There is an emerging division in the coalition over the issue of having a statutory under-pinning for a system of press regulation.
Here is what Lord Justice Leveson says on the matter:
There are many forms of statute law which already restrict the activities of the press, whether in terms of their organisation, competition or activities up to and including in limited cases what it may or may not be lawful to publish (race hate, for example).
On the face of it, these statutory restrictions are legitimate and proportionate exercises in democratic lawmaking, balancing competing public freedoms and goods ...
But to contend that no statutory reform could be so is to push the argument far beyond any reasonable statement of principle.
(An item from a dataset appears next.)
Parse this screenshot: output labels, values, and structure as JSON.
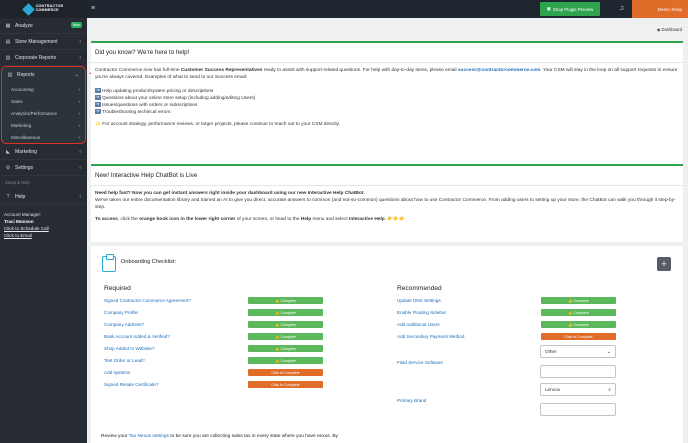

Ultimately, there is no necessary connection between statutory underpinning of a regulatory system ... on the one hand, and state censorship on the other, nor in my view is there some sort of slippery slope gliding from the first to the second.
Lord Justice Leveson says a genuinely independent and effective system of self-regulation is needed.
First snapshot of Lord Justice Leveson's Inquiry into the Culture, Practices and Ethics of the Press.
Nick Clegg sources say it is inevitable there will be differences between his response to the Leveson report and the Prime Minister's.